On the other hand, consider Scotland. Already energy-rich, oil exploration proceeds apace as oil prices bob along above £90 and the 5-year average, onshore wind approaches half our existing capacity. Meanwhile, offshore, tidal and wave in development will fully exploit our position as inheritors of half of Europe’s renewable energy. Add in that, per capita, we export more engineering, that the whisky export market is going through the roof (up 22% last year to over £4bn) and that tourism is up 16%, now spending over £4.4bn, then you have the basis for as robust an economy as any other country.
In the dismantling of shared institutions, there will be some premium to pay for Scots running their own DWP, Pensions and other government departments currently housed in and around Whitehall. But that will be more than offset by most of those jobs landing in Scotland, with dispensing with the scale of things like embassies that a self-styled ‘world power’ requires, a cut of at least 50% in our defence costs and the possibility of a solid lease sum for England to continue to use Faslane until it works out where to stick its nuclear deterrent.

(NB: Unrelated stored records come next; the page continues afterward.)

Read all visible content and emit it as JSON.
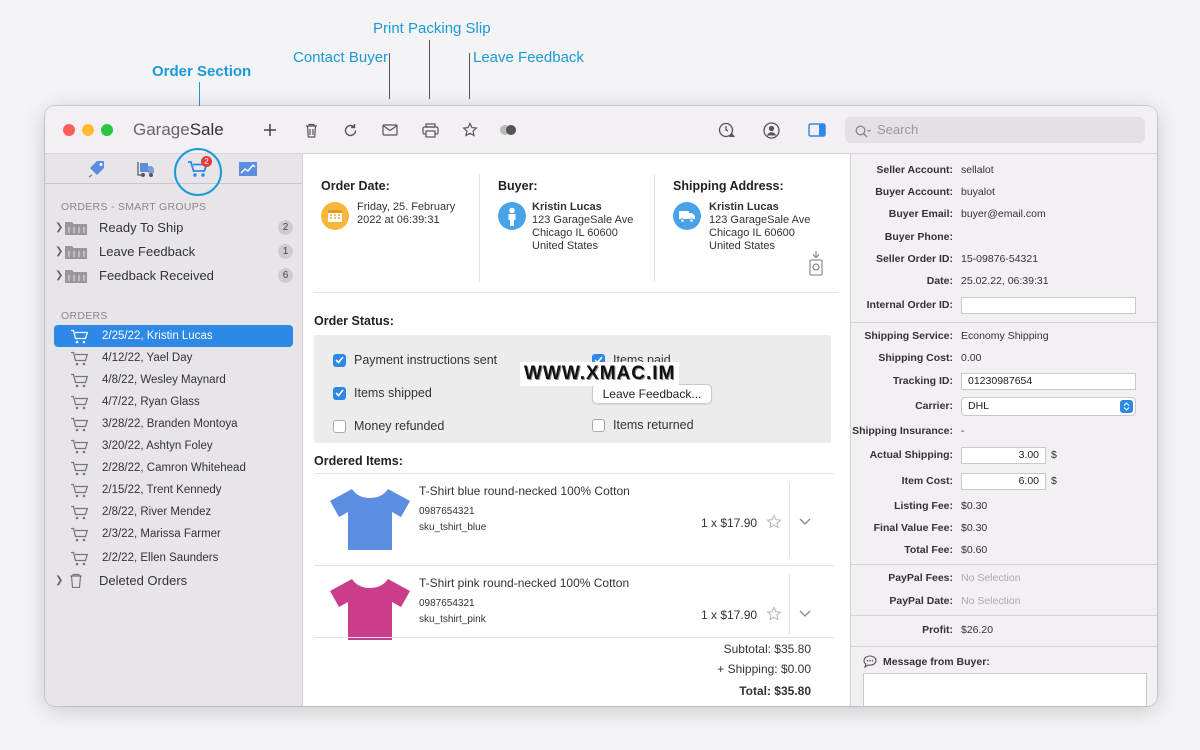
{
  "callouts": {
    "order_section": "Order Section",
    "contact_buyer": "Contact Buyer",
    "print_packing_slip": "Print Packing Slip",
    "leave_feedback": "Leave Feedback"
  },
  "app": {
    "title_pre": "Garage",
    "title_post": "Sale"
  },
  "search": {
    "placeholder": "Search"
  },
  "sidebar": {
    "cart_badge": "2",
    "smart_groups_heading": "ORDERS - SMART GROUPS",
    "smart_groups": [
      {
        "label": "Ready To Ship",
        "count": "2"
      },
      {
        "label": "Leave Feedback",
        "count": "1"
      },
      {
        "label": "Feedback Received",
        "count": "6"
      }
    ],
    "orders_heading": "ORDERS",
    "orders": [
      "2/25/22, Kristin Lucas",
      "4/12/22, Yael Day",
      "4/8/22, Wesley Maynard",
      "4/7/22, Ryan Glass",
      "3/28/22, Branden Montoya",
      "3/20/22, Ashtyn Foley",
      "2/28/22, Camron Whitehead",
      "2/15/22, Trent Kennedy",
      "2/8/22, River Mendez",
      "2/3/22, Marissa Farmer",
      "2/2/22, Ellen Saunders"
    ],
    "deleted_orders": "Deleted Orders"
  },
  "order": {
    "date_label": "Order Date:",
    "date_line1": "Friday, 25. February",
    "date_line2": "2022 at 06:39:31",
    "buyer_label": "Buyer:",
    "buyer_name": "Kristin Lucas",
    "buyer_addr1": "123 GarageSale Ave",
    "buyer_addr2": "Chicago IL 60600",
    "buyer_addr3": "United States",
    "ship_label": "Shipping Address:",
    "ship_name": "Kristin Lucas",
    "ship_addr1": "123 GarageSale Ave",
    "ship_addr2": "Chicago IL 60600",
    "ship_addr3": "United States",
    "status_label": "Order Status:",
    "payment_sent": "Payment instructions sent",
    "items_paid": "Items paid",
    "items_shipped": "Items shipped",
    "leave_feedback_button": "Leave Feedback...",
    "money_refunded": "Money refunded",
    "items_returned": "Items returned",
    "items_label": "Ordered Items:",
    "items": [
      {
        "title": "T-Shirt blue round-necked 100% Cotton",
        "id": "0987654321",
        "sku": "sku_tshirt_blue",
        "qty_price": "1 x $17.90",
        "color": "#5b8ee0"
      },
      {
        "title": "T-Shirt pink round-necked 100% Cotton",
        "id": "0987654321",
        "sku": "sku_tshirt_pink",
        "qty_price": "1 x $17.90",
        "color": "#c93d8a"
      }
    ],
    "subtotal": "Subtotal: $35.80",
    "shipping": "+ Shipping: $0.00",
    "total": "Total: $35.80"
  },
  "details": {
    "seller_account_k": "Seller Account:",
    "seller_account_v": "sellalot",
    "buyer_account_k": "Buyer Account:",
    "buyer_account_v": "buyalot",
    "buyer_email_k": "Buyer Email:",
    "buyer_email_v": "buyer@email.com",
    "buyer_phone_k": "Buyer Phone:",
    "seller_order_id_k": "Seller Order ID:",
    "seller_order_id_v": "15-09876-54321",
    "date_k": "Date:",
    "date_v": "25.02.22, 06:39:31",
    "internal_order_id_k": "Internal Order ID:",
    "shipping_service_k": "Shipping Service:",
    "shipping_service_v": "Economy Shipping",
    "shipping_cost_k": "Shipping Cost:",
    "shipping_cost_v": "0.00",
    "tracking_id_k": "Tracking ID:",
    "tracking_id_v": "01230987654",
    "carrier_k": "Carrier:",
    "carrier_v": "DHL",
    "shipping_insurance_k": "Shipping Insurance:",
    "shipping_insurance_v": "-",
    "actual_shipping_k": "Actual Shipping:",
    "actual_shipping_v": "3.00",
    "item_cost_k": "Item Cost:",
    "item_cost_v": "6.00",
    "currency": "$",
    "listing_fee_k": "Listing Fee:",
    "listing_fee_v": "$0.30",
    "final_value_fee_k": "Final Value Fee:",
    "final_value_fee_v": "$0.30",
    "total_fee_k": "Total Fee:",
    "total_fee_v": "$0.60",
    "paypal_fees_k": "PayPal Fees:",
    "paypal_fees_v": "No Selection",
    "paypal_date_k": "PayPal Date:",
    "paypal_date_v": "No Selection",
    "profit_k": "Profit:",
    "profit_v": "$26.20",
    "message_k": "Message from Buyer:"
  },
  "watermark": "WWW.XMAC.IM"
}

Put all this together and, no longer burdened by global delusions, a pretty vibrant economy would result, one that would pay back Scotland’s £65bn-or-so debt this union has recently cost us far faster than England will be able to manage. Don’t tell Danny, but once his moth-eaten union ballast is detached from the more dynamic, less service-burdened, more future-oriented Scottish economy, the threat of losing AAA rating and mortgage rate chickens are more likely to be coming home to roost in our English cousins’ homes. A resulting rate rise of 1% would sting unhappy English punters for well over £10bn.